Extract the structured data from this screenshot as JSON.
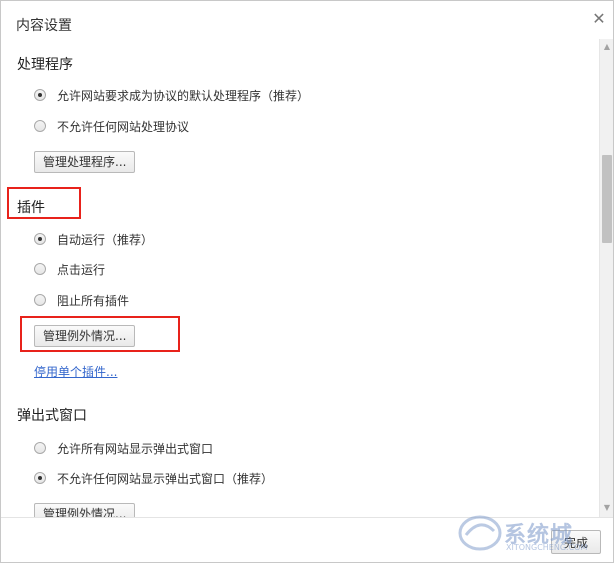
{
  "dialog": {
    "title": "内容设置",
    "close_glyph": "✕"
  },
  "handlers": {
    "title": "处理程序",
    "options": [
      {
        "label": "允许网站要求成为协议的默认处理程序（推荐）",
        "checked": true
      },
      {
        "label": "不允许任何网站处理协议",
        "checked": false
      }
    ],
    "manage_button": "管理处理程序..."
  },
  "plugins": {
    "title": "插件",
    "options": [
      {
        "label": "自动运行（推荐）",
        "checked": true
      },
      {
        "label": "点击运行",
        "checked": false
      },
      {
        "label": "阻止所有插件",
        "checked": false
      }
    ],
    "manage_button": "管理例外情况...",
    "disable_link": "停用单个插件..."
  },
  "popups": {
    "title": "弹出式窗口",
    "options": [
      {
        "label": "允许所有网站显示弹出式窗口",
        "checked": false
      },
      {
        "label": "不允许任何网站显示弹出式窗口（推荐）",
        "checked": true
      }
    ],
    "manage_button": "管理例外情况..."
  },
  "footer": {
    "done_button": "完成"
  },
  "watermark": {
    "text": "系统城",
    "sub": "XITONGCHENG.COM"
  },
  "colors": {
    "highlight": "#e8221b",
    "link": "#3366cc"
  }
}
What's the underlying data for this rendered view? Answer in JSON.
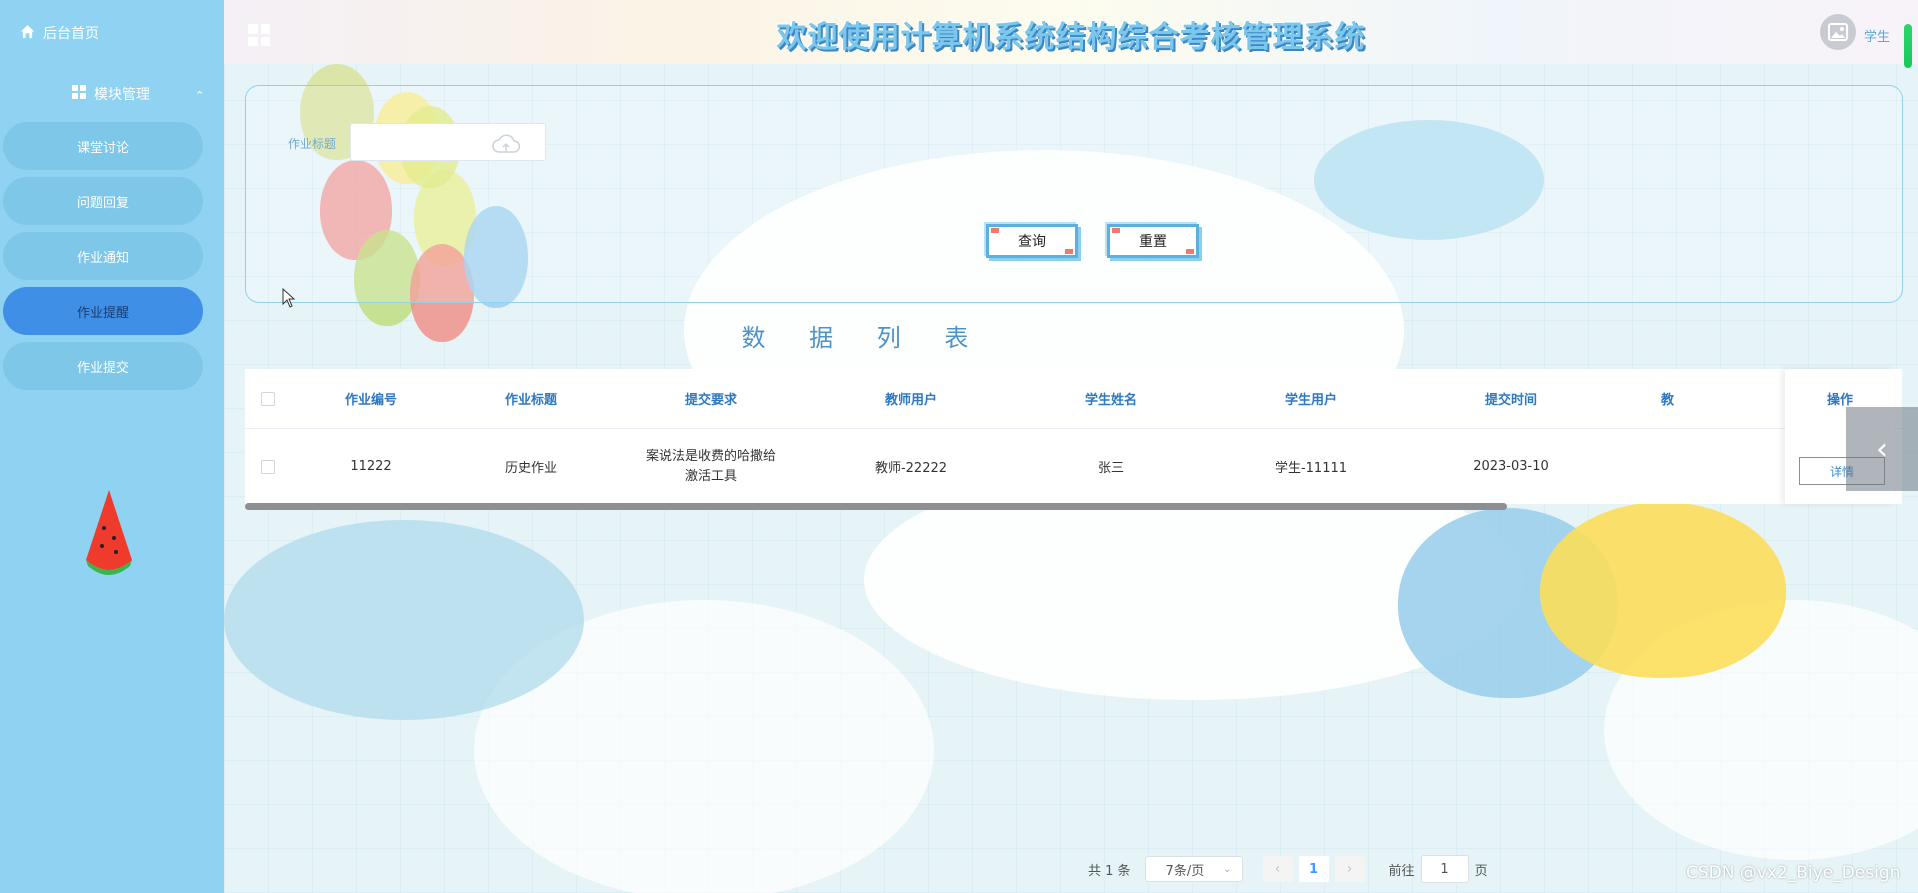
{
  "header": {
    "title": "欢迎使用计算机系统结构综合考核管理系统",
    "user_role": "学生"
  },
  "sidebar": {
    "home_label": "后台首页",
    "group_label": "模块管理",
    "items": [
      {
        "label": "课堂讨论",
        "active": false
      },
      {
        "label": "问题回复",
        "active": false
      },
      {
        "label": "作业通知",
        "active": false
      },
      {
        "label": "作业提醒",
        "active": true
      },
      {
        "label": "作业提交",
        "active": false
      }
    ]
  },
  "search": {
    "field_label": "作业标题",
    "field_value": "",
    "query_button": "查询",
    "reset_button": "重置"
  },
  "list_title": "数 据 列 表",
  "table": {
    "columns": [
      "作业编号",
      "作业标题",
      "提交要求",
      "教师用户",
      "学生姓名",
      "学生用户",
      "提交时间",
      "教"
    ],
    "rows": [
      [
        "11222",
        "历史作业",
        "案说法是收费的哈撒给激活工具",
        "教师-22222",
        "张三",
        "学生-11111",
        "2023-03-10",
        ""
      ]
    ],
    "operation_header": "操作",
    "detail_button": "详情"
  },
  "pagination": {
    "total_text": "共 1 条",
    "page_size": "7条/页",
    "current_page": "1",
    "goto_prefix": "前往",
    "goto_value": "1",
    "goto_suffix": "页"
  },
  "watermark": "CSDN @vx2_Biye_Design",
  "colors": {
    "sidebar_bg": "#8fd2f2",
    "sidebar_active": "#3f8fe6",
    "title_color": "#7cc8ec",
    "header_text": "#2e78c0"
  }
}
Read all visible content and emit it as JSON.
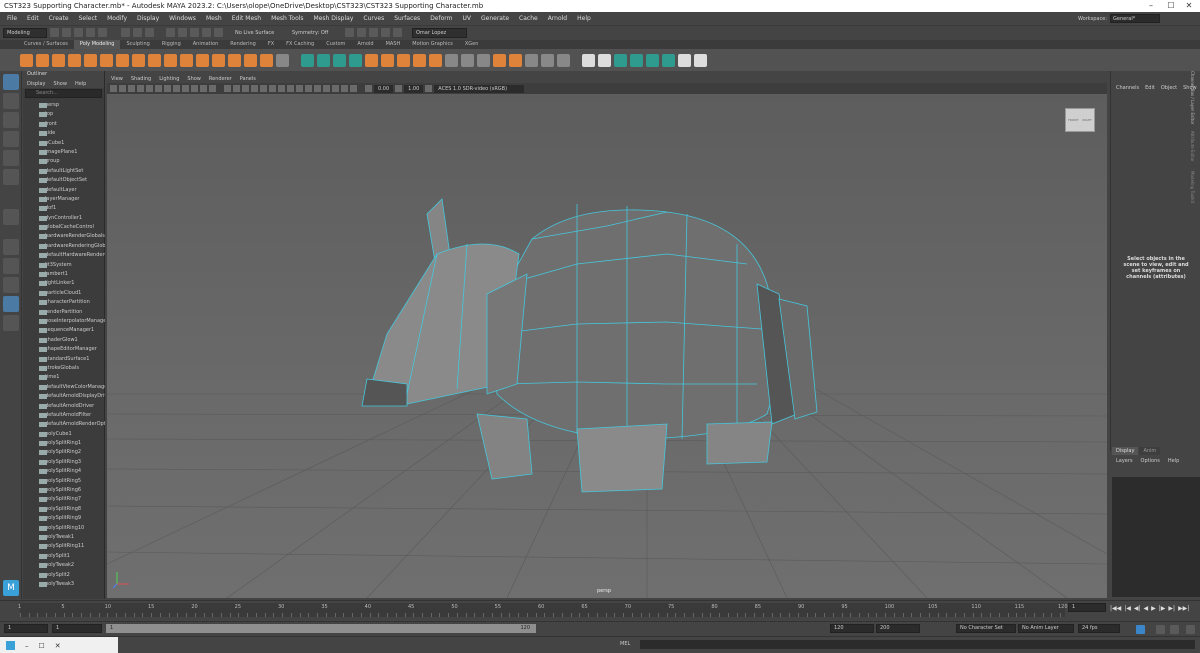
{
  "window": {
    "title": "CST323 Supporting Character.mb* - Autodesk MAYA 2023.2: C:\\Users\\olope\\OneDrive\\Desktop\\CST323\\CST323 Supporting Character.mb",
    "minimize": "–",
    "maximize": "☐",
    "close": "✕"
  },
  "menu": [
    "File",
    "Edit",
    "Create",
    "Select",
    "Modify",
    "Display",
    "Windows",
    "Mesh",
    "Edit Mesh",
    "Mesh Tools",
    "Mesh Display",
    "Curves",
    "Surfaces",
    "Deform",
    "UV",
    "Generate",
    "Cache",
    "Arnold",
    "Help"
  ],
  "workspace": {
    "label": "Workspace:",
    "value": "General*"
  },
  "statusline": {
    "mode": "Modeling",
    "live_surface": "No Live Surface",
    "symmetry": "Symmetry: Off",
    "user": "Omar Lopez"
  },
  "shelf_tabs": [
    "Curves / Surfaces",
    "Poly Modeling",
    "Sculpting",
    "Rigging",
    "Animation",
    "Rendering",
    "FX",
    "FX Caching",
    "Custom",
    "Arnold",
    "MASH",
    "Motion Graphics",
    "XGen"
  ],
  "shelf_active": "Poly Modeling",
  "outliner": {
    "title": "Outliner",
    "menu": [
      "Display",
      "Show",
      "Help"
    ],
    "search_placeholder": "Search...",
    "items": [
      "persp",
      "top",
      "front",
      "side",
      "pCube1",
      "imagePlane1",
      "group",
      "defaultLightSet",
      "defaultObjectSet",
      "defaultLayer",
      "layerManager",
      "dof1",
      "dynController1",
      "globalCacheControl",
      "hardwareRenderGlobals",
      "hardwareRenderingGlobals",
      "defaultHardwareRenderGlobals",
      "lit3System",
      "lambert1",
      "lightLinker1",
      "particleCloud1",
      "characterPartition",
      "renderPartition",
      "poseInterpolatorManager",
      "sequenceManager1",
      "shaderGlow1",
      "shapeEditorManager",
      "standardSurface1",
      "strokeGlobals",
      "time1",
      "defaultViewColorManager",
      "defaultArnoldDisplayDriver",
      "defaultArnoldDriver",
      "defaultArnoldFilter",
      "defaultArnoldRenderOptions",
      "polyCube1",
      "polySplitRing1",
      "polySplitRing2",
      "polySplitRing3",
      "polySplitRing4",
      "polySplitRing5",
      "polySplitRing6",
      "polySplitRing7",
      "polySplitRing8",
      "polySplitRing9",
      "polySplitRing10",
      "polyTweak1",
      "polySplitRing11",
      "polySplit1",
      "polyTweak2",
      "polySplit2",
      "polyTweak3"
    ]
  },
  "viewport": {
    "menu": [
      "View",
      "Shading",
      "Lighting",
      "Show",
      "Renderer",
      "Panels"
    ],
    "exposure": "0.00",
    "gamma": "1.00",
    "color_space": "ACES 1.0 SDR-video (sRGB)",
    "camera": "persp",
    "viewcube": [
      "FRONT",
      "RIGHT"
    ]
  },
  "channelbox": {
    "menu": [
      "Channels",
      "Edit",
      "Object",
      "Show"
    ],
    "hint": "Select objects in the scene to view, edit and set keyframes on channels (attributes)",
    "side_tabs": [
      "Channel Box / Layer Editor",
      "Attribute Editor",
      "Modeling Toolkit"
    ]
  },
  "layer_editor": {
    "tabs": [
      "Display",
      "Anim"
    ],
    "menu": [
      "Layers",
      "Options",
      "Help"
    ]
  },
  "timeline": {
    "ticks": [
      "1",
      "5",
      "10",
      "15",
      "20",
      "25",
      "30",
      "35",
      "40",
      "45",
      "50",
      "55",
      "60",
      "65",
      "70",
      "75",
      "80",
      "85",
      "90",
      "95",
      "100",
      "105",
      "110",
      "115",
      "120"
    ],
    "current_frame": "1",
    "playback": [
      "|◀◀",
      "|◀",
      "◀|",
      "◀",
      "▶",
      "|▶",
      "▶|",
      "▶▶|"
    ]
  },
  "range": {
    "start": "1",
    "start_inner": "1",
    "bar_start": "1",
    "bar_end": "120",
    "end_inner": "120",
    "end": "200",
    "character_set": "No Character Set",
    "anim_layer": "No Anim Layer",
    "fps": "24 fps"
  },
  "cmdline": {
    "lang": "MEL"
  }
}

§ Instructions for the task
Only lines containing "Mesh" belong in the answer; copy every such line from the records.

§ Exercise solution
    "Mesh",
    "Edit Mesh",
    "Mesh Tools",
    "Mesh Display",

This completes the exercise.